What is the best temperature for snow?
— Jon Rosecrans
Snow can occur only when water vapor is present in air at subfreezing temperatures, a mechanism exists to chill that air below its saturation temperature, and there are conditions that allow tiny ice crystals to grow into snowflakes that can fall to the ground.
Airborne ice crystals spring into existence when water vapor condenses (technically, sublimes) at subfreezing temperatures.
But because the amount of water vapor that can be present in air increases dramatically with increasing temperature, the greatest amount of snow is possible in any given situation when the temperature (at the level at which snow is forming) is as high as it can be for snow to occur: 32 degrees.
What is the difference between “average” and “normal” temperatures?
— James Byrne, Lansing
By international convention, daily high and low temperatures are defined as the maximum and minimum temperatures that occur in the 24-hour period, midnight to midnight, local standard time. An average daily temperature is the sum of those high and low readings, divided by two.
The average temperature over a longer period of time, say March 1-31, is the sum of the 31 daily highs and the 31 daily lows, divided by the number of summed values (62 in this case). A “normal” temperature at a location is also an average temperature, but it’s a special average — calculated over a precise 30-year period, currently Jan. 1, 1981 to Dec. 31, 2010. New normals will be calculated when data become available for 1991-2020.
When was the last time Chicago had measurable snow in May?
Measurable snowfall in May is very rare in Chicago having occurred in only eight years dating back to 1885. Chicago climatologist Frank Wachowski reported that the most recent occurrences were 0.5 inches on May 6, 1989 and 0.1 inches on May 2, 1976. Most May snowfalls are minor, amounting to just a few tenths of an inch, but there have been a few exceptions.

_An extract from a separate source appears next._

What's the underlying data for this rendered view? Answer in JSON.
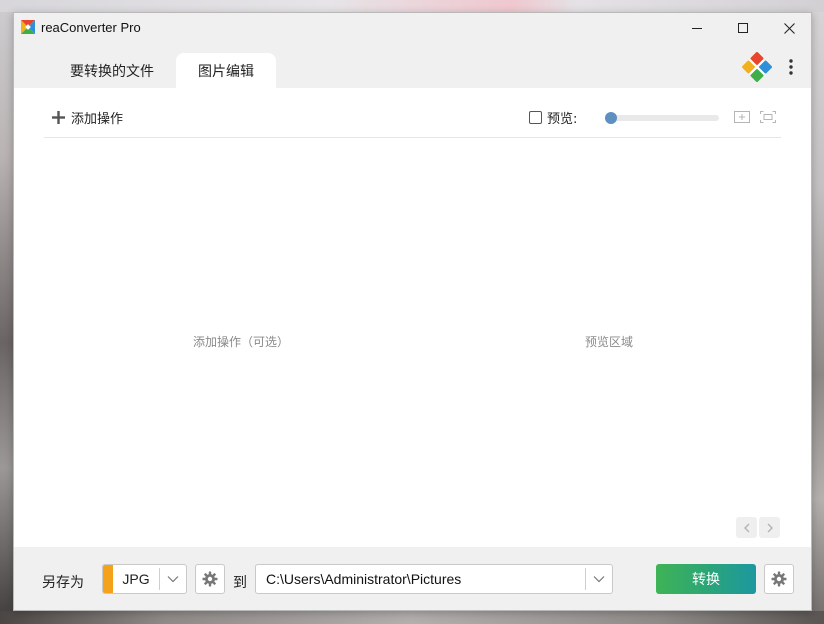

In 1907, 1.3 inches of snow fell on May 3, and in 1940 the Chicago area was whitened by a 2.2 inch snowfall on May 1-2 at the official downtown location while Midway Airport received a slushy 3.7 inches and some suburban areas measured as much as 5 inches. The snow quickly melted as temperatures rebounded into the 70s by May 5.